The BBC will boost its coverage of local and European parliament elections this month with the use of video-over-IP device Stagebox.
The BBC R&D-devised camera-mounted IP connectivity unit will be deployed at 15 councils in London as ballots are counted.
“It enables one production team in a studio to cover 15 locations remotely, which would not be feasible or economically possible if we had to send out 15 outside broadcast trucks,” explained Mark Scott-South, business development director for Stagebox sole licensee L2Tek.
Stagebox will convert the video, audio, genlock, timecode and other camera control information into IP packets for transmission to BBC Elstree over the Public Services Network, a government initiative connecting local authorities with a wide-bandwidth network and cloud.
“Local election counts can be very boring, but there is always a chance that a high-profile politician such as Nigel Farage might turn up. Now we can be there to capture the results,” said Scott-South.
Stagebox is a core part of the BBC’s plans to migrate live production to IP (internet protocol), which is considered less expensive and more flexible than conventional transmission by HD-SDI.
The technology was used for Red Button coverage of last year’s Glastonbury festival and will be used again at the Commonwealth Games in July.
US broadcasters are also testing the kit.
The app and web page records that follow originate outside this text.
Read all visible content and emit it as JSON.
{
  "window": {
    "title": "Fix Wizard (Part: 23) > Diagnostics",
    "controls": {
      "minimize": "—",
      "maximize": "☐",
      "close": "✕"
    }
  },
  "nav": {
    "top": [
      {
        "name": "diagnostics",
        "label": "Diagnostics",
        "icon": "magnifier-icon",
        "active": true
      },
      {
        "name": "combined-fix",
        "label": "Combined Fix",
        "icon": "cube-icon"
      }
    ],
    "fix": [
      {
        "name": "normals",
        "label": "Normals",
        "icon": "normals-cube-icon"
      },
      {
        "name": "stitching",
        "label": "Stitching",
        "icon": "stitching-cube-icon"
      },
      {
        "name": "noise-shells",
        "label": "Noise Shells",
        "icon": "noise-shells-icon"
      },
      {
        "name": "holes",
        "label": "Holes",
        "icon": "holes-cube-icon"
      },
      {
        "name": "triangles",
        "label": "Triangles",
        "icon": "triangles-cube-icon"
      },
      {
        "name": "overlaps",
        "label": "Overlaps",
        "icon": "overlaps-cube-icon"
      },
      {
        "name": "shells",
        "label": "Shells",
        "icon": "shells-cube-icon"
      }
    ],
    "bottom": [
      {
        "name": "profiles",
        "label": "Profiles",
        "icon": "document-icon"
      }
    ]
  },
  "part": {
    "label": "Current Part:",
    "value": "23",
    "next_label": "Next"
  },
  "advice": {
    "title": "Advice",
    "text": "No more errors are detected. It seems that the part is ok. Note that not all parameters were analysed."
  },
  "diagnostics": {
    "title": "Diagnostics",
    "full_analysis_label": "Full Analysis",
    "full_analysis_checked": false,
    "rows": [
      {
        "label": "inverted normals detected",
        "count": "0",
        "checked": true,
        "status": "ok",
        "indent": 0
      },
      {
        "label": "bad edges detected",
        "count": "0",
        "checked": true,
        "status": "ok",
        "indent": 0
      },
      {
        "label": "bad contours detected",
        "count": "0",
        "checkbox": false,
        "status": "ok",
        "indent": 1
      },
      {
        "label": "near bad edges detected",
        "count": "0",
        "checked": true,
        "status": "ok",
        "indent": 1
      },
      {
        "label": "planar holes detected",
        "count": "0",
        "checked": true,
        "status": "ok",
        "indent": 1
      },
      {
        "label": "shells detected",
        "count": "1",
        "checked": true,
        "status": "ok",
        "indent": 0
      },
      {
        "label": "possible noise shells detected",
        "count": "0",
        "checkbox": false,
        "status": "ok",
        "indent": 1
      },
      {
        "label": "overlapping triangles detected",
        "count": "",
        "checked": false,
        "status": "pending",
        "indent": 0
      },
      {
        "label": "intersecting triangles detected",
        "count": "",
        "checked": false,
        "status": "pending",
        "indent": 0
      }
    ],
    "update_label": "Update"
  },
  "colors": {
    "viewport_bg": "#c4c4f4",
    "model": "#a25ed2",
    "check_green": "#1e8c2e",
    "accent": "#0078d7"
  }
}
In an upcoming lab demonstration, 4K Ultra HD content will be transported over IP using four genlocked Stageboxes, with the 1.5Gbps feeds stitched into a single image using special software.
This is seen as an intermediate step to 4K over IP, with HEVC encoders required to compress the stream for native 4K work.